++++ Data extracts ++++
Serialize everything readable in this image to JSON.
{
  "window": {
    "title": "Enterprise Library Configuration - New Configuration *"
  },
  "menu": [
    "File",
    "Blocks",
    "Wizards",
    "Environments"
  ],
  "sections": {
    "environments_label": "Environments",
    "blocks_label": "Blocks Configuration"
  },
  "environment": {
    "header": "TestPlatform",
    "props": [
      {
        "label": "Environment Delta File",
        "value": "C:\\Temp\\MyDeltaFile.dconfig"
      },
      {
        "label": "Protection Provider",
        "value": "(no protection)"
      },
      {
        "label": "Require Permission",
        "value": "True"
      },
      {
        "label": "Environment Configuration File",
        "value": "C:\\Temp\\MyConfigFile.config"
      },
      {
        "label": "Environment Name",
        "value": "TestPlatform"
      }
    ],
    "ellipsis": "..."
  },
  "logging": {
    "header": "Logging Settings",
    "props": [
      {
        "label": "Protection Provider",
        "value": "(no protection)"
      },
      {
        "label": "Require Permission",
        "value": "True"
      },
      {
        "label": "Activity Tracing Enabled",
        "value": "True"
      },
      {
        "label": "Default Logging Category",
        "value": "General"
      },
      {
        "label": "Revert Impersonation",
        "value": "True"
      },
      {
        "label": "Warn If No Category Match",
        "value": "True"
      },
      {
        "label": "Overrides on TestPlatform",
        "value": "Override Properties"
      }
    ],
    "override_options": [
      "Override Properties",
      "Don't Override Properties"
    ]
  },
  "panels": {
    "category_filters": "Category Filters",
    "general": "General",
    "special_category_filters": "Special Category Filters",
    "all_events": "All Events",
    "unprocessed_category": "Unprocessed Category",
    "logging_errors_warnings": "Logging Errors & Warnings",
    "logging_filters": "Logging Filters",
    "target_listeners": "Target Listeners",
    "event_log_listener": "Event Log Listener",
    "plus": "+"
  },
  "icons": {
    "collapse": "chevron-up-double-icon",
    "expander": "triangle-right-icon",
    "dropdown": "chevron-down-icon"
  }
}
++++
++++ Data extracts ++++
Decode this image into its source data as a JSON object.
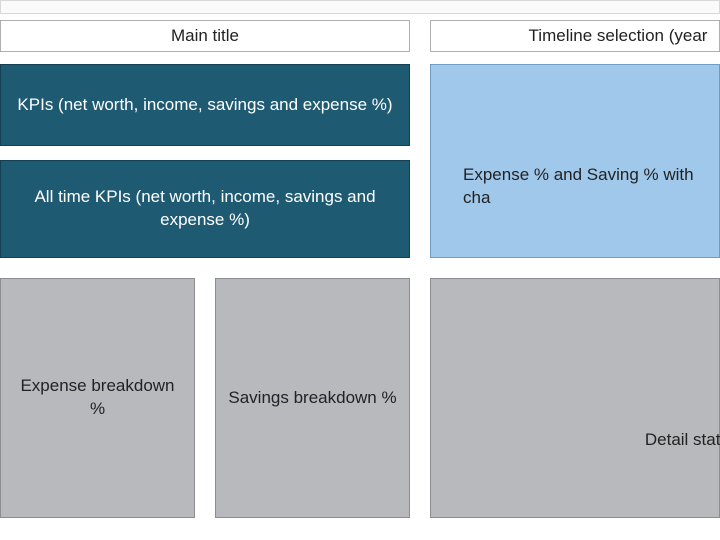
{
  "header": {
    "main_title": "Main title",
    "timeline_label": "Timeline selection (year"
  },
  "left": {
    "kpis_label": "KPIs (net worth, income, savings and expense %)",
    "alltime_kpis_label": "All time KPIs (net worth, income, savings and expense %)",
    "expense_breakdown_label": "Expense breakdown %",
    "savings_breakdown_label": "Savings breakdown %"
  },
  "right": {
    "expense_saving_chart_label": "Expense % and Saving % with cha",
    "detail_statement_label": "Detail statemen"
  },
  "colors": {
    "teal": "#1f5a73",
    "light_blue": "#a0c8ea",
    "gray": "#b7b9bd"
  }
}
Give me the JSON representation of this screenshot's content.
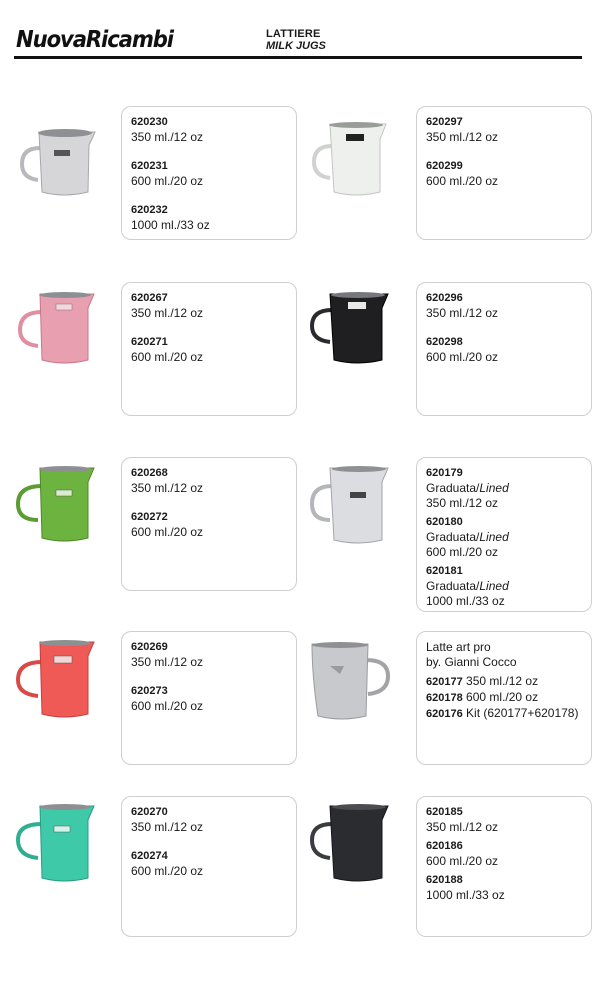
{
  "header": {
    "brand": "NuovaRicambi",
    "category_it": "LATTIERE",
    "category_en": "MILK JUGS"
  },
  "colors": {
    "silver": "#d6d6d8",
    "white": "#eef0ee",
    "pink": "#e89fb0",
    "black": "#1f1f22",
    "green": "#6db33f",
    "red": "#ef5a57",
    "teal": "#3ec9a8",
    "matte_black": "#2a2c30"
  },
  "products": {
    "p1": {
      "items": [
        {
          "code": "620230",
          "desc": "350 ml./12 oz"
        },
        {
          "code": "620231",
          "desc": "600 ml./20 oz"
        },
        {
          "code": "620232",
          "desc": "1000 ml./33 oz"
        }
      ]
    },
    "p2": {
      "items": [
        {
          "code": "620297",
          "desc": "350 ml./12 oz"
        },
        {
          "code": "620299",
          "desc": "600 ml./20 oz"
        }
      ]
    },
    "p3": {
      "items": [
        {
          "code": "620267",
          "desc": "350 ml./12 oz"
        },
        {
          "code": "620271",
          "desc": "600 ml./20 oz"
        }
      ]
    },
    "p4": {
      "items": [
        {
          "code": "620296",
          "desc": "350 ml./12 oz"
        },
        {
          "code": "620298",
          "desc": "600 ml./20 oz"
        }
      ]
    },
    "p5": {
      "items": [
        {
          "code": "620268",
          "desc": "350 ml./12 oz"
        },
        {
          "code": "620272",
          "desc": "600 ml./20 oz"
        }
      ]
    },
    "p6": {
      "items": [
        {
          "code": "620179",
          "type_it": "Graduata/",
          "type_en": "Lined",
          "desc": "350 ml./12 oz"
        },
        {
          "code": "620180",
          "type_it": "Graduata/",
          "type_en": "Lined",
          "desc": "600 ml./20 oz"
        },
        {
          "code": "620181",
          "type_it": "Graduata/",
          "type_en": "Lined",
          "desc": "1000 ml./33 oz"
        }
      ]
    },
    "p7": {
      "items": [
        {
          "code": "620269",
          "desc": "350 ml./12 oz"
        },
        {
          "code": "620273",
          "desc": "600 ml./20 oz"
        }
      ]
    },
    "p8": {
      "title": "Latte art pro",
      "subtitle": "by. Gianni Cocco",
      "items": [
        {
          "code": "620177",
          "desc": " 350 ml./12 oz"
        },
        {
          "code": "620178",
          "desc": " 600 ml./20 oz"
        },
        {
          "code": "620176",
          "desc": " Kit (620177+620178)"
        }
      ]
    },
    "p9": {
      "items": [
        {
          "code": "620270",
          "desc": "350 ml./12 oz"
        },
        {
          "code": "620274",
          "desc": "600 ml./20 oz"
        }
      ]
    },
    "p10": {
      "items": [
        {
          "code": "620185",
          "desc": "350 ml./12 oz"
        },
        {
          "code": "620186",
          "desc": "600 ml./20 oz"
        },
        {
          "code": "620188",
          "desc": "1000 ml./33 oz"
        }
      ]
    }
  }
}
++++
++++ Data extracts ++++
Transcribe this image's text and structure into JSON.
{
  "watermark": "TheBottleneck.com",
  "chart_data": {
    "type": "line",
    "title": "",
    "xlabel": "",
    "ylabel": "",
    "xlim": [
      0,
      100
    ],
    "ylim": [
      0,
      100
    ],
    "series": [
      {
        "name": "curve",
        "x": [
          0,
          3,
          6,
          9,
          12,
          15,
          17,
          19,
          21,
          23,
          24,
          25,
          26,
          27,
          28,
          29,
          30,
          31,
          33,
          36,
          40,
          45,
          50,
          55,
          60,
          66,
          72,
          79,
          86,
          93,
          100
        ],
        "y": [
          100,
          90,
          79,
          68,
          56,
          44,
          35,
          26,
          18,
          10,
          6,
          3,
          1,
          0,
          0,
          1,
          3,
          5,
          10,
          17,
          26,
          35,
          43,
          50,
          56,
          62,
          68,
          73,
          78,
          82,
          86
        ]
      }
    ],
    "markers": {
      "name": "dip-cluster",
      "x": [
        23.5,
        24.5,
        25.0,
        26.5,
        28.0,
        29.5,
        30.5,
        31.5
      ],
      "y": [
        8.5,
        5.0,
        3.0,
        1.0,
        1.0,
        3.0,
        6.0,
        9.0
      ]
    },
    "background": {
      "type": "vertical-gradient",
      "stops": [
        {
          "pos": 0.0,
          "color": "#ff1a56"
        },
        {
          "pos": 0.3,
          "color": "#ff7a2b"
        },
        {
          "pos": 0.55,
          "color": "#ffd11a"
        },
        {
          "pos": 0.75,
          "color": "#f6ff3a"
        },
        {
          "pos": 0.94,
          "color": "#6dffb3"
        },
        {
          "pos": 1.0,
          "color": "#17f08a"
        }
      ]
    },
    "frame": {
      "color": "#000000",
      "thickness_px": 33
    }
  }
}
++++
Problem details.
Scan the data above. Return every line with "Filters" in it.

Exercise solution.
    "category_filters": "Category Filters",
    "special_category_filters": "Special Category Filters",
    "logging_filters": "Logging Filters",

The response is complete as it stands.